        a = (i * 0xF117 + 0xA380) % 256;
        b = flag[i];
        flag[i] = ~(a ^ b);
        printf("flag[%d] : 0x%x\n", i, flag[i]);

Now that we have the flag encoded, let’s see how this is then used. After this fragment shader, there’s another one that is manipulating and array, X15, it’s a 63 long array of integers, and we see that its output is the element from index 13 to the last one :

#version 330 core

layout(location = 0) out float oValue;

uniform int X15[63];

void main()
    int jet = int(gl_FragCoord.x) + 13;
    oValue = float(X15[jet]) / 255.;

This time the shader is applying a glLogicOp(GL_XOR) but with the output of the last fragment shader so our encoded input.

Before applying the logical operation, X15 array is initialized with some values in a predefined array at 0xBD40 :

int X15[63] = {
    0x32, 0x43, 0x58, 0x97, 0xf3, 0x31, 0x87, 0x32, 
    0xa4, 0xbe, 0xfa, 0x01, 0xaa, 0x28, 0x0d, 0x3d, 
    0x59, 0x4c, 0x61, 0x90, 0x81, 0xa8, 0xde, 0xc6, 
    0xc0, 0x04, 0x35, 0x4f, 0x42, 0x23, 0xa7, 0xb5, 
    0xa2, 0xda, 0xef, 0xda, 0x07, 0x24, 0x1f, 0x70, 
    0x7d, 0x8e, 0x96, 0x92, 0xf5, 0xfe, 0xf8, 0x05, 
    0x3b, 0x2a, 0x42, 0x4a, 0xad, 0x97, 0xb5, 0xd8, 
    0xc9, 0xe2, 0x1a, 0x3a, 0x19, 0x14, 0x31

So now the array will be modified using the encoded flag as here :

for (int i = 0; i < sizeof(flag); i++)
    X15[i + 13] ^= flag[i];

The program performs a check to determine if we have the good flag or not.
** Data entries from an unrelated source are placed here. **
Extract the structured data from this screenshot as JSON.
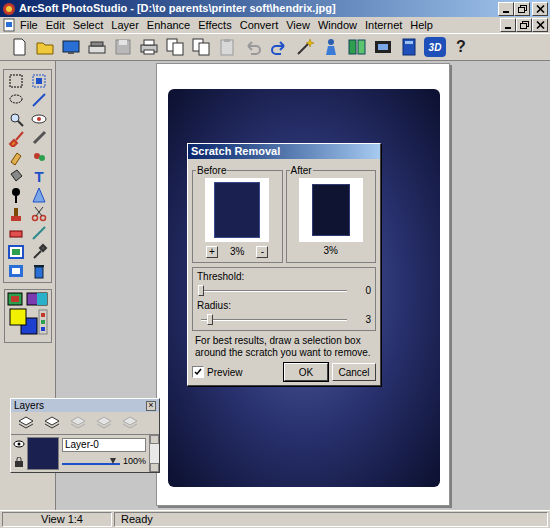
{
  "window": {
    "title": "ArcSoft PhotoStudio - [D:\\to parents\\printer soft\\hendrix.jpg]"
  },
  "menu": [
    "File",
    "Edit",
    "Select",
    "Layer",
    "Enhance",
    "Effects",
    "Convert",
    "View",
    "Window",
    "Internet",
    "Help"
  ],
  "toolbar": {
    "three_d": "3D",
    "help": "?"
  },
  "tools": {
    "text_tool": "T"
  },
  "dialog": {
    "title": "Scratch Removal",
    "before": {
      "label": "Before",
      "zoom": "3%",
      "zoom_in": "+",
      "zoom_out": "-"
    },
    "after": {
      "label": "After",
      "zoom": "3%"
    },
    "sliders": [
      {
        "label": "Threshold:",
        "value": "0",
        "level": 0
      },
      {
        "label": "Radius:",
        "value": "3",
        "level": 0.06
      }
    ],
    "hint": "For best results, draw a selection box around the scratch you want to remove.",
    "preview": {
      "label": "Preview",
      "checked": true
    },
    "buttons": [
      {
        "label": "OK",
        "default": true
      },
      {
        "label": "Cancel",
        "default": false
      }
    ]
  },
  "layers": {
    "title": "Layers",
    "close": "×",
    "layer": {
      "name": "Layer-0",
      "opacity": "100%",
      "level": 0.88,
      "visible": true
    }
  },
  "status_bar": {
    "view": "View 1:4",
    "status": "Ready"
  }
}
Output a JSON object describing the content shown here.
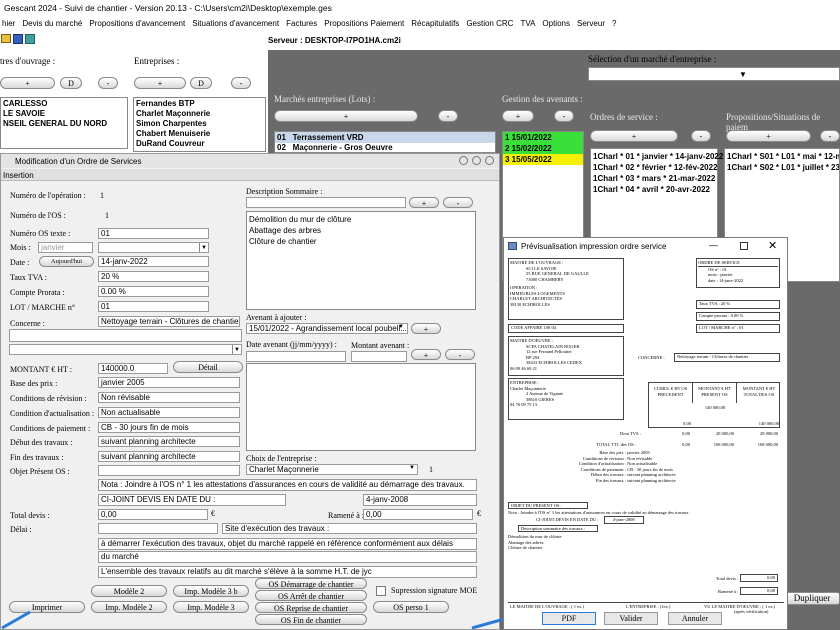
{
  "window": {
    "title": "Gescant 2024 - Suivi de chantier - Version 20.13 - C:\\Users\\cm2i\\Desktop\\exemple.ges"
  },
  "menu": [
    "hier",
    "Devis du marché",
    "Propositions d'avancement",
    "Situations d'avancement",
    "Factures",
    "Propositions Paiement",
    "Récapitulatifs",
    "Gestion CRC",
    "TVA",
    "Options",
    "Serveur",
    "?"
  ],
  "server": "Serveur : DESKTOP-I7PO1HA.cm2i",
  "top": {
    "maitres_label": "tres d'ouvrage :",
    "entreprises_label": "Entreprises :",
    "selection_label": "Sélection d'un marché d'entreprise :",
    "plus": "+",
    "d": "D",
    "minus": "-",
    "maitres": [
      "CARLESSO",
      " LE SAVOIE",
      "NSEIL GENERAL DU NORD"
    ],
    "entreprises": [
      "Fernandes BTP",
      "Charlet Maçonnerie",
      "Simon Charpentes",
      "Chabert Menuiserie",
      "DuRand Couvreur"
    ],
    "marches_label": "Marchés entreprises (Lots) :",
    "marches": [
      {
        "num": "01",
        "label": "Terrassement VRD"
      },
      {
        "num": "02",
        "label": "Maçonnerie - Gros Oeuvre"
      }
    ],
    "avenants_label": "Gestion des avenants :",
    "avenants": [
      {
        "text": "1 15/01/2022",
        "color": "#39e039"
      },
      {
        "text": "2 15/02/2022",
        "color": "#39e039"
      },
      {
        "text": "3 15/05/2022",
        "color": "#f5f000"
      }
    ],
    "os_label": "Ordres de service :",
    "os_items": [
      "1Charl * 01 * janvier * 14-janv-2022",
      "1Charl * 02 * février * 12-fév-2022",
      "1Charl * 03 * mars * 21-mar-2022",
      "1Charl * 04 * avril * 20-avr-2022"
    ],
    "props_label": "Propositions/Situations de paiem",
    "props_items": [
      "1Charl * S01 * L01 * mai * 12-ma",
      "1Charl * S02 * L01 * juillet * 23-ju"
    ],
    "dupliquer": "Dupliquer"
  },
  "modal": {
    "title": "Modification d'un Ordre de Services",
    "tab": "Insertion",
    "num_operation_label": "Numéro de l'opération :",
    "num_operation": "1",
    "num_os_label": "Numéro de l'OS :",
    "num_os": "1",
    "num_os_texte_label": "Numéro OS texte :",
    "num_os_texte": "01",
    "mois_label": "Mois :",
    "mois_placeholder": "janvier",
    "date_label": "Date :",
    "aujourdhui": "Aujourd'hui",
    "date": "14-janv-2022",
    "taux_tva_label": "Taux TVA :",
    "taux_tva": "20 %",
    "compte_prorata_label": "Compte Prorata :",
    "compte_prorata": "0.00 %",
    "lot_label": "LOT / MARCHE n°",
    "lot": "01",
    "concerne_label": "Concerne :",
    "concerne": "Nettoyage terrain - Clôtures de chantier",
    "description_label": "Description Sommaire :",
    "description_lines": [
      "Démolition du mur de clôture",
      "Abattage des arbres",
      "Clôture de chantier"
    ],
    "avenant_label": "Avenant à ajouter :",
    "avenant_value": "15/01/2022 - Agrandissement local poubell...",
    "date_avenant_label": "Date avenant (jj/mm/yyyy) :",
    "montant_avenant_label": "Montant avenant :",
    "montant_ht_label": "MONTANT € HT :",
    "montant_ht": "140000.0",
    "detail": "Détail",
    "base_prix_label": "Base des prix :",
    "base_prix": "janvier 2005",
    "revision_label": "Conditions de révision :",
    "revision": "Non révisable",
    "actualisation_label": "Condition d'actualisation :",
    "actualisation": "Non actualisable",
    "paiement_label": "Conditions de paiement :",
    "paiement": "CB - 30 jours fin de mois",
    "debut_label": "Début des travaux :",
    "debut": "suivant planning architecte",
    "fin_label": "Fin des travaux :",
    "fin": "suivant planning architecte",
    "objet_label": "Objet Présent OS :",
    "choix_label": "Choix de l'entreprise :",
    "choix": "Charlet Maçonnerie",
    "choix_num": "1",
    "note1": "Nota : Joindre à l'OS n° 1 les attestations d'assurances en cours de validité au démarrage des travaux.",
    "note2": "CI-JOINT DEVIS EN DATE DU :",
    "note2_date": "4-janv-2008",
    "total_devis_label": "Total devis :",
    "total_devis": "0,00",
    "euro": "€",
    "ramene_label": "Ramené à :",
    "ramene": "0,00",
    "delai_label": "Délai :",
    "site_label": "Site d'exécution des travaux :",
    "text_line1": "à démarrer l'exécution des travaux, objet du marché rappelé en référence conformément aux délais",
    "text_line2": "du marché",
    "text_line3": "L'ensemble des travaux relatifs au dit marché s'élève à la somme H.T. de jyc",
    "buttons": {
      "modele2": "Modèle 2",
      "imp_modele3b": "Imp. Modèle 3 b",
      "os_demarrage": "OS Démarrage de chantier",
      "imprimer": "Imprimer",
      "imp_modele2": "Imp. Modèle 2",
      "imp_modele3": "Imp. Modèle 3",
      "os_arret": "OS Arrêt de chantier",
      "os_reprise": "OS Reprise de chantier",
      "os_perso": "OS perso 1",
      "os_fin": "OS Fin de chantier"
    },
    "suppression_label": "Supression signature MOE",
    "plus": "+",
    "minus": "-"
  },
  "preview": {
    "title": "Prévisualisation impression ordre service",
    "pdf": "PDF",
    "valider": "Valider",
    "annuler": "Annuler",
    "maitre_ouvrage": [
      "MAITRE DE L'OUVRAGE :",
      "SCI LE SAVOIE",
      "55 RUE GENERAL DE GAULLE",
      "",
      "73000  CHAMBERY"
    ],
    "operation": [
      "OPERATION :",
      "IMMEUBLES LOGEMENTS",
      "CHARLET ARCHITECTES",
      "38130 ECHIROLLES"
    ],
    "ordre_service": "ORDRE DE SERVICE",
    "os_info": [
      "OS n° :       01",
      "mois :     janvier",
      "date :   14-janv-2022"
    ],
    "taux_tva": "Taux TVA :            20 %",
    "compte_prorata": "Compte prorata :          0.00 %",
    "lot_marche": "LOT / MARCHE n° :         01",
    "code_affaire": "CODE AFFAIRE          108 04",
    "maitre_oeuvre": [
      "MAITRE D'OEUVRE :",
      "SCPA CHATELAIN ROGER",
      "12 rue Fernand Pelloutier",
      "BP 294",
      "38433  ECHIROLLES CEDEX",
      "06 09 46 69 21"
    ],
    "concerne_lbl": "CONCERNE :",
    "concerne": "Nettoyage terrain - Clôtures de chantier",
    "entreprise": [
      "ENTREPRISE :",
      "Charlet Maçonnerie",
      "2 Avenue de Vignate",
      "",
      "38610  GIERES",
      "04 76 09 75 13"
    ],
    "table_heads": [
      "CUMUL € HT OS PRECEDENT",
      "MONTANT € HT PRESENT OS",
      "MONTANT € HT TOTAL DES OS"
    ],
    "row1": [
      "",
      "140 000,00",
      ""
    ],
    "row2": [
      "0,00",
      "",
      "140 000,00"
    ],
    "dont_tva_lbl": "Dont TVA :",
    "row3": [
      "0,00",
      "28 000,00",
      "28 000,00"
    ],
    "total_ttc_lbl": "TOTAL TTC des OS :",
    "row4": [
      "0,00",
      "168 000,00",
      "168 000,00"
    ],
    "conditions": [
      [
        "Base des prix :",
        "janvier 2005"
      ],
      [
        "Conditions de révision :",
        "Non révisable"
      ],
      [
        "Condition d'actualisation :",
        "Non actualisable"
      ],
      [
        "Conditions de paiement :",
        "CB - 30 jours fin de mois"
      ],
      [
        "Début des travaux :",
        "suivant planning architecte"
      ],
      [
        "Fin des travaux :",
        "suivant planning architecte"
      ]
    ],
    "objet": "OBJET DU PRESENT OS :",
    "nota": "Nota : Joindre à l'OS n° 1 les attestations d'assurances en cours de validité au démarrage des travaux.",
    "ci_joint": "CI-JOINT DEVIS EN DATE DU :",
    "ci_joint_date": "4-janv-2008",
    "desc_sommaire": "Description sommaire des travaux :",
    "desc_lines": [
      "Démolition du mur de clôture",
      "Abattage des arbres",
      "Clôture de chantier"
    ],
    "total_devis_lbl": "Total devis :",
    "total_devis": "0,00",
    "ramene_lbl": "Ramené à :",
    "ramene": "0,00",
    "sign_moa": "LE MAITRE DE L'OUVRAGE : ( 1 ex.)",
    "sign_ent": "L'ENTREPRISE :   (1ex.)",
    "sign_moe": "VU LE MAITRE D'OEUVRE :  ( 1 ex.)",
    "sign_moe2": "(après vérification)"
  }
}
And this is checking that the xmm0 register value is equal to 0, which is the floating value of the pixel at x = 0 and y = 0 :
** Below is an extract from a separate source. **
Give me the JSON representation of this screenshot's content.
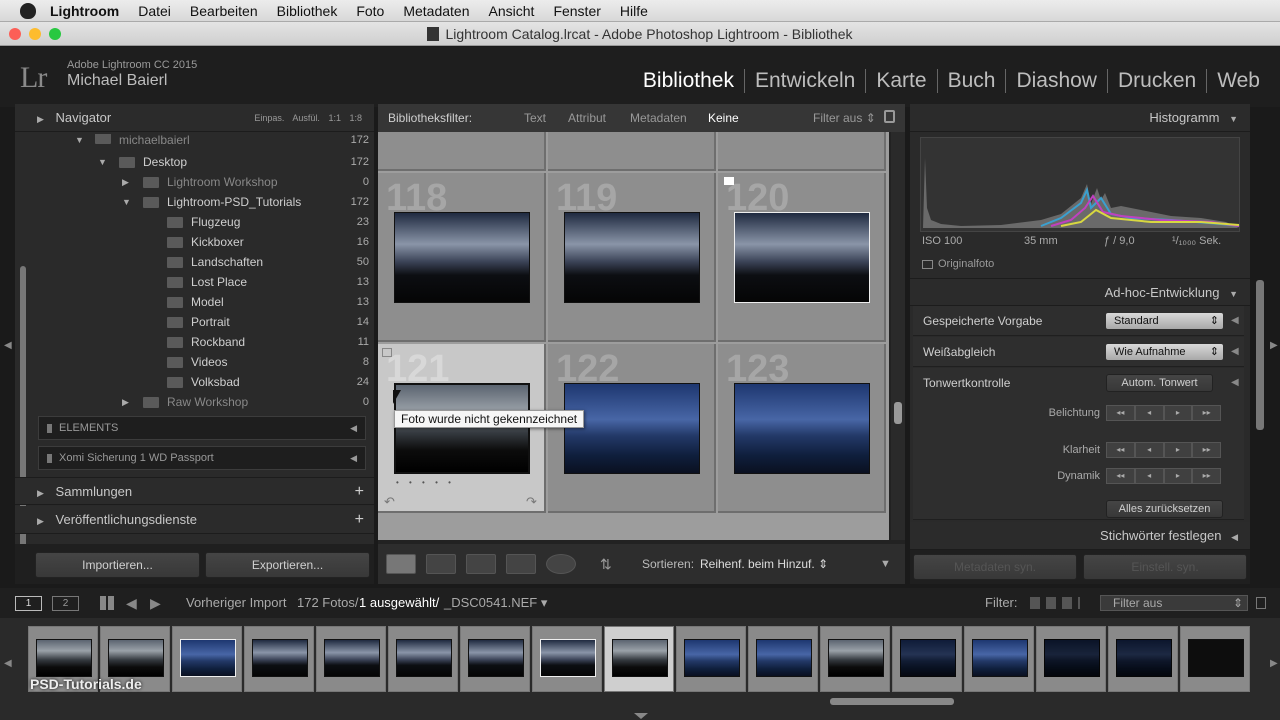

This value is defined with a fragment shader doing some strange stuff :

#version 330 core

layout(location = 0) out float oValue;

uniform sampler2D Input;

void main()
    ivec2 p = 2 * ivec2(gl_FragCoord.xy);
    oValue = texelFetch(Input, p, 0).r;
    if((p.x + 1) < textureSize(Input, 0).x) {
        oValue += texelFetch(Input, p + ivec2(1, 0), 0).r;

With a bit of googling, we find that a technique is used here, as explained here, it’s calculating the average sum of pixels from half-resolution texture until 1x1 pixel. glViewport is used to divide every time the texture area and if we hook this function we see it :


We need to have 0 as final pixel value, we need to have every index in X15 from index 13 filled with 0’s.

Get the flag

Now we can try and solve the challenge easily with this code :

void main(void)
    uint8_t a, b;
    int X15[63] = {
        0x32, 0x43, 0x58, 0x97, 0xf3, 0x31, 0x87, 0x32,
        0xa4, 0xbe, 0xfa, 0x01, 0xaa, 0x28, 0x0d, 0x3d,
        0x59, 0x4c, 0x61, 0x90, 0x81, 0xa8, 0xde, 0xc6,
        0xc0, 0x04, 0x35, 0x4f, 0x42, 0x23, 0xa7, 0xb5,
        0xa2, 0xda, 0xef, 0xda, 0x07, 0x24, 0x1f, 0x70,
        0x7d, 0x8e, 0x96, 0x92, 0xf5, 0xfe, 0xf8, 0x05,
        0x3b, 0x2a, 0x42, 0x4a, 0xad, 0x97, 0xb5, 0xd8,
        0xc9, 0xe2, 0x1a, 0x3a, 0x19, 0x14, 0x31

    unsigned char flag[50] = {0};

    for (int i = 0; i < sizeof(flag); i++)
        a = (i * 0xF117 + 0xA380) % 256;
        b = X15[i + 13];
        flag[i] = ~(a ^ b);
    printf("flag : %s\n", flag);

Flag : ECW{178Welcome_on_Board,_This_is_Your_Captain_Speaking_;)}

Thanks to the Thalium team, it was a very interesting challenge to learn OpenGL.